Source data
··········
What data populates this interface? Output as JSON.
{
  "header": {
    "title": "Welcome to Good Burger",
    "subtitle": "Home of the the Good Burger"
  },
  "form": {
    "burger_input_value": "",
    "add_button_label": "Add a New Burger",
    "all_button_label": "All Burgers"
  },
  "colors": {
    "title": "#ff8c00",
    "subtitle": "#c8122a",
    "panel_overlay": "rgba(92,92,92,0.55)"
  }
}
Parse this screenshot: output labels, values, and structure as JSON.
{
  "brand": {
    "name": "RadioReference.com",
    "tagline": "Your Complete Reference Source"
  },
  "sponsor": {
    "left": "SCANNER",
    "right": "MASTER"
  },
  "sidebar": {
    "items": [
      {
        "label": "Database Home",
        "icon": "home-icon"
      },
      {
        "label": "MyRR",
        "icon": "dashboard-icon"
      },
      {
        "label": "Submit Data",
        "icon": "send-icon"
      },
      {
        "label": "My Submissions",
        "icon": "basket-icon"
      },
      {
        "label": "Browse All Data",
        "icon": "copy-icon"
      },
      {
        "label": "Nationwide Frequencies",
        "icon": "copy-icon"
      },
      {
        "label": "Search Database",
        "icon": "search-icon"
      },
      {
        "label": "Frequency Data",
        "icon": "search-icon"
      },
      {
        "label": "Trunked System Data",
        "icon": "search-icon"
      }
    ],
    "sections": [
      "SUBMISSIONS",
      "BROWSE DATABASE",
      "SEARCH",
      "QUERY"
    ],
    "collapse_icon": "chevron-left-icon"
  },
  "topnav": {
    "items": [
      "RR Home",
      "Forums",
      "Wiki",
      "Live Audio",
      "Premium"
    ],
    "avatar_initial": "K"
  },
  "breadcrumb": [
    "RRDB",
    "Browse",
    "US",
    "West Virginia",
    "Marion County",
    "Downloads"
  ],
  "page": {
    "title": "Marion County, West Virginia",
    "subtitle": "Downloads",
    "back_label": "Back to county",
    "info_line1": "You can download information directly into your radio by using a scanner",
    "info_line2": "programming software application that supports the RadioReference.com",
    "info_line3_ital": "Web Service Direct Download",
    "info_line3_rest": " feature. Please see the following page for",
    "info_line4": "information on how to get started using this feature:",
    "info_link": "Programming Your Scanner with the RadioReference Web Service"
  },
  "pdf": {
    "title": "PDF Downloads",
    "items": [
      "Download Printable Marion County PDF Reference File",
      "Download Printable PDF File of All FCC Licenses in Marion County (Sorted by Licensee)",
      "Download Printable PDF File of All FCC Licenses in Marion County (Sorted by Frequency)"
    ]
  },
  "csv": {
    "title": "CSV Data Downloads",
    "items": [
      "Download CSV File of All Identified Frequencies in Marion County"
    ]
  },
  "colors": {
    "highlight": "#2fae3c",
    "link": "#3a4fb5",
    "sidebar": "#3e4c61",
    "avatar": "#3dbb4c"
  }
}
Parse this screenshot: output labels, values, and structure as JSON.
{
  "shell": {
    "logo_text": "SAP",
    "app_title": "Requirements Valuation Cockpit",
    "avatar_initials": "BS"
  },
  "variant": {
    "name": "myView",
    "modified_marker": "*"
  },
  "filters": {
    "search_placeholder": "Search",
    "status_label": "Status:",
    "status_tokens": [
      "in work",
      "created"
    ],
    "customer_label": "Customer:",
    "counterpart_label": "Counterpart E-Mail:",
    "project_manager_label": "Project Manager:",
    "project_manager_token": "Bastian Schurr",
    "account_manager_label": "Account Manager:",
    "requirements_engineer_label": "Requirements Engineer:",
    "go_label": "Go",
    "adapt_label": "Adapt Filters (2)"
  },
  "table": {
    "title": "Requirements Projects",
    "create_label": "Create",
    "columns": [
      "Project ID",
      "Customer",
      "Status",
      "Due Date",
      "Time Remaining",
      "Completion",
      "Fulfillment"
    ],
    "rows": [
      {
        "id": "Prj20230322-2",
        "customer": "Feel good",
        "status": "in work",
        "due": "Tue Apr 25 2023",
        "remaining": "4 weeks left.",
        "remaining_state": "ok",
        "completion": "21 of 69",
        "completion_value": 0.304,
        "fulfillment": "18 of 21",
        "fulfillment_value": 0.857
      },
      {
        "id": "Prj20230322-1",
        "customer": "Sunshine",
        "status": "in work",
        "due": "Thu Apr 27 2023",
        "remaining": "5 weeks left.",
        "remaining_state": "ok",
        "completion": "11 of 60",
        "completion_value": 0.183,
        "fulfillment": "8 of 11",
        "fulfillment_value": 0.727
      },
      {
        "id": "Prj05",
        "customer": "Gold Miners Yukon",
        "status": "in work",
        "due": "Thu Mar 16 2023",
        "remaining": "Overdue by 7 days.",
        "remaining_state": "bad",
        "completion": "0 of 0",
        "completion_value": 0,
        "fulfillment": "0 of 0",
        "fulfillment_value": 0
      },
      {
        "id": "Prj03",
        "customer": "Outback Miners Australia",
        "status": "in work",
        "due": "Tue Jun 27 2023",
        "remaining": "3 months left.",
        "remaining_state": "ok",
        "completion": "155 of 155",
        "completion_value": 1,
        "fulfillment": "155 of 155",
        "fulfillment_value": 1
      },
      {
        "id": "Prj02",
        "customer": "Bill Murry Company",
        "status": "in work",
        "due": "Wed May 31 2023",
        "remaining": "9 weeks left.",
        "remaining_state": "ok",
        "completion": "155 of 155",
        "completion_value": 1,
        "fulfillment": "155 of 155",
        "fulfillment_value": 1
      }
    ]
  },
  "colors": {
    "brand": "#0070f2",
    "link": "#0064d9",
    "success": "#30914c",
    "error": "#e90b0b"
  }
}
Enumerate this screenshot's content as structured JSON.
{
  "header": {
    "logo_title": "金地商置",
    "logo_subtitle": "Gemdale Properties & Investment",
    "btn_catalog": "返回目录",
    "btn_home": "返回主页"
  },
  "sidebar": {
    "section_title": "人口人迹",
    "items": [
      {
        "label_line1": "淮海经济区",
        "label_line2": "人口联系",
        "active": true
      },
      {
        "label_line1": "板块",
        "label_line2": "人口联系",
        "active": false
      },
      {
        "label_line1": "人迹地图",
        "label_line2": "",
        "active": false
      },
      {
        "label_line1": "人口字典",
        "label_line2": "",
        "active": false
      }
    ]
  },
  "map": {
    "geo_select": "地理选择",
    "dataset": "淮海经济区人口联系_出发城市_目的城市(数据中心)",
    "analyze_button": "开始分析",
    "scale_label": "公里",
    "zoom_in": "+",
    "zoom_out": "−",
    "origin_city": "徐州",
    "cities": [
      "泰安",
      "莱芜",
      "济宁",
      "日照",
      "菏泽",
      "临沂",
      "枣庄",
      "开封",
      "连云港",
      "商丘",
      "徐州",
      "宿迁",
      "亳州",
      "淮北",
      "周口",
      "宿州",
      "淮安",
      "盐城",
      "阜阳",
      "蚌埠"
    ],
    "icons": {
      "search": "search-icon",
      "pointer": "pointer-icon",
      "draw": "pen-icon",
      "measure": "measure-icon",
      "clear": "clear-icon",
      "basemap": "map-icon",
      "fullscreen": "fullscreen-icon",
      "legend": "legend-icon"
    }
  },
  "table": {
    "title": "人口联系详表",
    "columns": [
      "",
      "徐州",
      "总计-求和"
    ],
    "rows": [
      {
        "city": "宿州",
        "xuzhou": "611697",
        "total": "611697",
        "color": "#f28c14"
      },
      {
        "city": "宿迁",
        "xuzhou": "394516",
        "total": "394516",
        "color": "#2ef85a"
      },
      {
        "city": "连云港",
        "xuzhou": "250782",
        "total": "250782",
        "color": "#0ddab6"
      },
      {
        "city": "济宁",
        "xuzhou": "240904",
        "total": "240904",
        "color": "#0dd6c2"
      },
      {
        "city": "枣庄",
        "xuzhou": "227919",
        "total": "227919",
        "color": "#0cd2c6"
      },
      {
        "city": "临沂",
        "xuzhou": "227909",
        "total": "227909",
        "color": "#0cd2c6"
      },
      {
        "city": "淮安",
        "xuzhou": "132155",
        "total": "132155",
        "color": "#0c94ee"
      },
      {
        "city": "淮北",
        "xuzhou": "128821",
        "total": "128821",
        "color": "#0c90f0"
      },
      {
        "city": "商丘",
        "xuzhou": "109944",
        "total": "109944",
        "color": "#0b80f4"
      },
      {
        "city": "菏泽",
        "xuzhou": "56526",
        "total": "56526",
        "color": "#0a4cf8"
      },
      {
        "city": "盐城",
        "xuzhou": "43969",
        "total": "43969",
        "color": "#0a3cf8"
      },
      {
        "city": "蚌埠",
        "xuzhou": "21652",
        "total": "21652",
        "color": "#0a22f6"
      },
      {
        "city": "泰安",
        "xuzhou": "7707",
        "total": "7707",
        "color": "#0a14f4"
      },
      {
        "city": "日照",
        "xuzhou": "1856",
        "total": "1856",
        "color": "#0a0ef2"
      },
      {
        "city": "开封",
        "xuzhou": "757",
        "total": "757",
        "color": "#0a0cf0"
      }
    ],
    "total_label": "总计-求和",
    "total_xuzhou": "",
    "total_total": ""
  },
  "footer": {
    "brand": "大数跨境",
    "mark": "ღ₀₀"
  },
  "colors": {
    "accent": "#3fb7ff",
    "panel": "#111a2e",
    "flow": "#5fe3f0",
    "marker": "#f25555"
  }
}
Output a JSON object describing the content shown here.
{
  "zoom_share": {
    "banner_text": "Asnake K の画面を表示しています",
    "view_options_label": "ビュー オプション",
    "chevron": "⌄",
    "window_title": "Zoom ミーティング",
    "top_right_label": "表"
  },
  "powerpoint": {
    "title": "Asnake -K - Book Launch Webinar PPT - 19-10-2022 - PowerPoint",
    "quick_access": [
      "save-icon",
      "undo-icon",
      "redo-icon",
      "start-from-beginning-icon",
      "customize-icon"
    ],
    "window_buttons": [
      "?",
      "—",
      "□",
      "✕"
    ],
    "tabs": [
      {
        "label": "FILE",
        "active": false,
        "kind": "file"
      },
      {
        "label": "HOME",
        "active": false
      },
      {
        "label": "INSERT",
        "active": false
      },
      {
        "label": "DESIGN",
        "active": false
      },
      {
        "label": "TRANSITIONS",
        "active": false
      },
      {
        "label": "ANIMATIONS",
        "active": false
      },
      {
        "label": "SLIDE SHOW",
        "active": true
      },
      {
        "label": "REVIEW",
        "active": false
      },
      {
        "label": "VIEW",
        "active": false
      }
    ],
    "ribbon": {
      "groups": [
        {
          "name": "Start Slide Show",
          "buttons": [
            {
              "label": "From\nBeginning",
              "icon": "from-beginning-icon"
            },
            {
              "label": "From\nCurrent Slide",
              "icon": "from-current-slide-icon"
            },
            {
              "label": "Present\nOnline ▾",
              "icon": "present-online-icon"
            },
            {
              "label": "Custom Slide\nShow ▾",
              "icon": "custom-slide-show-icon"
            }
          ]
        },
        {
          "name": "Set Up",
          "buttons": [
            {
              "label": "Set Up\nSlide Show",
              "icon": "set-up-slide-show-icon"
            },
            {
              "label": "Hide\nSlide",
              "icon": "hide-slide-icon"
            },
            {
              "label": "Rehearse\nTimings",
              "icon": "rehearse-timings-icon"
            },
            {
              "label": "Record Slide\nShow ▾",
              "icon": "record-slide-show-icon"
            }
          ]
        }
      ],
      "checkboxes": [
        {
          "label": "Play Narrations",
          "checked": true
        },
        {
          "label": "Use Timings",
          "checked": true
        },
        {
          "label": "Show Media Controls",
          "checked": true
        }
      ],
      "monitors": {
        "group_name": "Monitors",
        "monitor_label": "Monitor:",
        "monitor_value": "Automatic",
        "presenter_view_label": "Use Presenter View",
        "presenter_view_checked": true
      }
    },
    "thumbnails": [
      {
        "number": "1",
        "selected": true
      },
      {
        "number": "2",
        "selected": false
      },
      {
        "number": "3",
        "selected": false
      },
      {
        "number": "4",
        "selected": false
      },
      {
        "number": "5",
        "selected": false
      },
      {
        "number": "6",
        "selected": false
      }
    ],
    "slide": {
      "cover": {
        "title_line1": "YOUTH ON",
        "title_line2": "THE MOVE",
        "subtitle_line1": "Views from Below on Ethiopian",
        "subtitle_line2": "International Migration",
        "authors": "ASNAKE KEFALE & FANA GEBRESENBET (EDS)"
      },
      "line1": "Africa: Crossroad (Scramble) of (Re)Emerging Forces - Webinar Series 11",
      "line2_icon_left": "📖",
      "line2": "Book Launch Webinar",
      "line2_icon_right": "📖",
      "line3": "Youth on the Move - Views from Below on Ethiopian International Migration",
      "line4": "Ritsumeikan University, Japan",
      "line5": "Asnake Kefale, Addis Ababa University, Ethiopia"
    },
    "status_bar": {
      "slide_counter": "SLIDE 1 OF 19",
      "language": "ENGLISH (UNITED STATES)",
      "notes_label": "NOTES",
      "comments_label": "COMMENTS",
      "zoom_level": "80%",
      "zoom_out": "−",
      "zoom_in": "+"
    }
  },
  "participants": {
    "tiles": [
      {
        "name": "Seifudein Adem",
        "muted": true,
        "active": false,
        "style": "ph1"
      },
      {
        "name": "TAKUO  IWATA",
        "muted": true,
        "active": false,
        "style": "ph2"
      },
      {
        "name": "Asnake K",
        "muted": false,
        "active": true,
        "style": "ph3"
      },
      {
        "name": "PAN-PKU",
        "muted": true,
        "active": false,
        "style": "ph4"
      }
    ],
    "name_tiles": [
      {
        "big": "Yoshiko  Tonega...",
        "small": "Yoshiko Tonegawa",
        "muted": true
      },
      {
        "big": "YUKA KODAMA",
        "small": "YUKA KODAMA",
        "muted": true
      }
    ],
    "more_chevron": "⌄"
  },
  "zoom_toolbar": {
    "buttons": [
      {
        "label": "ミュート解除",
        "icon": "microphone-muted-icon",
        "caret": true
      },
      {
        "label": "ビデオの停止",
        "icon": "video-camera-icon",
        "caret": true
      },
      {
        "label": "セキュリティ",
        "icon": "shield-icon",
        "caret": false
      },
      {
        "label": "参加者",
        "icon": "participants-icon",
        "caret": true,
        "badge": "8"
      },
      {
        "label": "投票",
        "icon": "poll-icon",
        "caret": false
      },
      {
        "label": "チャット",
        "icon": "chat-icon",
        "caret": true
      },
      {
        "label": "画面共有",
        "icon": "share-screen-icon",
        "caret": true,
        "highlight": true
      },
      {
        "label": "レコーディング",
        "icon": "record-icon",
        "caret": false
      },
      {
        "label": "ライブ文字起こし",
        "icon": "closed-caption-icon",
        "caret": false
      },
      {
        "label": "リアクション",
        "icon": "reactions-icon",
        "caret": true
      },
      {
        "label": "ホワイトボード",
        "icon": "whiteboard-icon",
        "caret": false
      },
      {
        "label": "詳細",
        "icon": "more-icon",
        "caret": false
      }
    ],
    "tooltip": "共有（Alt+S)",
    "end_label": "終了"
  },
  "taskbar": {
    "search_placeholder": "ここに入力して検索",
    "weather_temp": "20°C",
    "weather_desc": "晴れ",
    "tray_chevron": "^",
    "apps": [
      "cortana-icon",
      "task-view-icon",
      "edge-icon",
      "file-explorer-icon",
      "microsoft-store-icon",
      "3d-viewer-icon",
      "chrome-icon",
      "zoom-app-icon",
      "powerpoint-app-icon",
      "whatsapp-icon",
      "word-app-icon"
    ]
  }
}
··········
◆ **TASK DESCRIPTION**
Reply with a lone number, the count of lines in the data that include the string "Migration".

◆ **RESPONSE**
2